These types of blinds are effective in cutting down on the heat that enters the house during the summer, but they are not very good at preventing heat loss during the winter because the slats on the blinds allow some of the heat to get out. If the blinds are reflective, they can block up to 45 percent of the heat that hits them. When combined with light colored ceilings, blinds are very effective in reducing both heat and glare.

Roller blinds

Roller blinds are very effective in saving energy if they are installed properly. During installation, you should ensure that they are positioned as close to the window panes as possible and that the shades are also close to the walls, so that the airspace in between is completely sealed.

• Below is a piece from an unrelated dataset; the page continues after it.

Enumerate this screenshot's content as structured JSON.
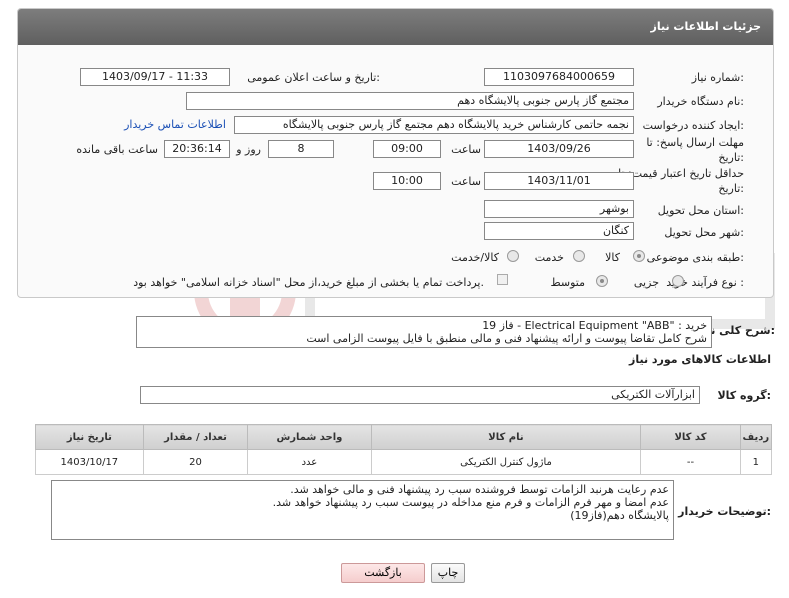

During the summer, ensure that you lower the shades to block excess sunlight. Some special roller blinds come with multiple layers of fabric and padding which also reduce air infiltration by simultaneously acting as air barriers and insulation.

Window awnings

Awnings reduce the amount of heat that enters your house during the summer. The ones present in the market today are made of synthetic fabric which can repel water, retain its original color, and resist mold and mildew. Awnings can block heat from the sun by about two thirds for southern windows and more than three quarters for western windows. Awnings are more effective in blocking solar heat when they are tightly woven or opaque. Dark colored awnings tend to absorb heat, while lighter ones are better at reflecting most of the sunlight. Awnings should be ventilated to prevent them from acting as heat traps. Some awnings are adjustable so that they can be retracted during the colder seasons to allow the sunlight to get in through the windows.

Insulated window panels

Insulated windows are made up of panels or shutters that have insulating foam at their core. The panels are usually placed on the inner side of the windows, and their edges are sealed onto the frame of the windows. The panels are either sealed with Velcro or with magnetic strips. Insulated panels are fairly affordable, and you can either make your own panels or buy them as a kit.

Weather Stripping

To get the most out of your efforts to shade and insulate your windows, you will still need to seal the gaps around the edges of your windows to prevent drafts from sucking currents of air in or out of the house. In order to adequately prevent the infiltration and leakage of air, you need to weather-strip or caulk your windows.